_Aim of the exercise_: Search the material for "wifi" and show all lines that contain it.

BEGIN Exercise material

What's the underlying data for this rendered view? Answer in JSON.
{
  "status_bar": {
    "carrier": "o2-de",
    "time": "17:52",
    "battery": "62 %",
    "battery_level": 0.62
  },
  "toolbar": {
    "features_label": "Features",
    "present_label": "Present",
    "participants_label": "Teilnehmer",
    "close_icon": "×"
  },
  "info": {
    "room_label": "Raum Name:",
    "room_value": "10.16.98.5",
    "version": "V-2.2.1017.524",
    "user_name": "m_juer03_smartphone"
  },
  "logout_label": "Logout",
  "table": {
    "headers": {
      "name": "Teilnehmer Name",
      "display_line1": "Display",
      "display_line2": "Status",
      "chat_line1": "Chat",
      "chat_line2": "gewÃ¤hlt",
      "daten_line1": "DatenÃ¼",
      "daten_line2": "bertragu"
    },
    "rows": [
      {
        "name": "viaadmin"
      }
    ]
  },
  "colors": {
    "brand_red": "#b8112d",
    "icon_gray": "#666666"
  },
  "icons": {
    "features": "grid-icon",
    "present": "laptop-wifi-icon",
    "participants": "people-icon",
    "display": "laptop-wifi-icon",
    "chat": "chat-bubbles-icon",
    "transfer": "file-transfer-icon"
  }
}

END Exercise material

_Solution to the problem_:
    "present": "laptop-wifi-icon",
    "display": "laptop-wifi-icon",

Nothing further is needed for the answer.